  negative_binomial_distribution<cpp_dec_float_50>  mydist21(8, cpp_dec_float_50("0.23456789012345678901234567890") );

  // Ensure that all potentially significant digits are shown.
  cpp_dec_float_50 x("1.23456789012345678901234567890");
  std::cout << pdf(mydist8, x) << std::endl;
/*` showing  0.00012630010495970320103876754721976419438231705359935

[warning When using multiprecision, it is all too easy to get accidental truncation!]

For example, if you write
  std::cout << pdf(mydist8, 1.23456789012345678901234567890) << std::endl;
showing  0.00012630010495970318465064569310967179576805651692929,
which is wrong at about the 17th decimal digit!

This is because the value provided is truncated to a `double`, effectively
  `double x = 1.23456789012345678901234567890;`

Then the now `double x` is passed to function `pdf`,
and this truncated `double` value is finally promoted to `cpp_dec_float_50`.

Another way of quietly getting the wrong answer is to write:
  std::cout << pdf(mydist8, cpp_dec_float_50(1.23456789012345678901234567890)) << std::endl;
A correct way from a multi-digit string value is
  std::cout << pdf(mydist8, cpp_dec_float_50("1.23456789012345678901234567890")) << std::endl;

[tip Getting about 17 decimal digits followed by many zeros is often a sign of accidental truncation.]

[h4 Default arguments to distribution constructors.]

Note that default constructor arguments are only provided for some distributions.
So if you wrongly assume a default argument, you will get an error message, for example:

   negative_binomial_distribution<> mydist8;

[pre error C2512 no appropriate default constructor available.]

No default constructors are provided for the `negative binomial` distribution,
because it is difficult to chose any sensible default values for this distribution.

For other distributions, like the normal distribution,
it is obviously very useful to provide 'standard'
defaults for the mean (zero) and standard deviation (unity) thus:

    normal_distribution(RealType mean = 0, RealType sd = 1);

So in this case we can write:
  using boost::math::normal;

  normal norm1;       // Standard normal distribution.
  normal norm2(2);    // Mean = 2, std deviation = 1.
  normal norm3(2, 3); // Mean = 2, std deviation = 3.

  catch(std::exception &ex)
    std::cout << ex.what() << std::endl;
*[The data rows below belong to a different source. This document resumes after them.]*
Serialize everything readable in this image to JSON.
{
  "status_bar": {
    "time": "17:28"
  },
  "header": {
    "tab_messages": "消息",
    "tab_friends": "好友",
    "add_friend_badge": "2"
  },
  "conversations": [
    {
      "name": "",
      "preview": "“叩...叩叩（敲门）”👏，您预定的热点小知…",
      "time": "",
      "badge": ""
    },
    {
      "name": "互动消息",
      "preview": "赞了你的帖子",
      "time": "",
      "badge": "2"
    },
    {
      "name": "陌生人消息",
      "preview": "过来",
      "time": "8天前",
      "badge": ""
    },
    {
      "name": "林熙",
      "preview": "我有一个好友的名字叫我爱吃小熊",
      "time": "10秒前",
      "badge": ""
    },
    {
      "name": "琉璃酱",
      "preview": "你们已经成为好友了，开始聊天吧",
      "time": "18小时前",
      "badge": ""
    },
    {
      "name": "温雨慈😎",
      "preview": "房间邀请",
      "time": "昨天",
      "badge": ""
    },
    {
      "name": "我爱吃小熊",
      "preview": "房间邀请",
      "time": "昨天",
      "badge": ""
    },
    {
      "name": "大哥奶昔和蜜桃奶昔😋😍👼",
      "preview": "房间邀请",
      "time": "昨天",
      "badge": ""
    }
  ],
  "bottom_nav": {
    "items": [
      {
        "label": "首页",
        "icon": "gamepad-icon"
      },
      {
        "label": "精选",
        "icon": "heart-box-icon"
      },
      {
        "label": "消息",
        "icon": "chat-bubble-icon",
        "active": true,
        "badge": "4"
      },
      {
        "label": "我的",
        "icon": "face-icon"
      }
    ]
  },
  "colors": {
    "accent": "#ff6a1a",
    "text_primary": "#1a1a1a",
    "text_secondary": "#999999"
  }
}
  return 0;
}  // int main()

/*`There is no useful output from this demonstration program, of course. */

//] [/end of distribution_construction_2]



//] [/distribution_construction_output]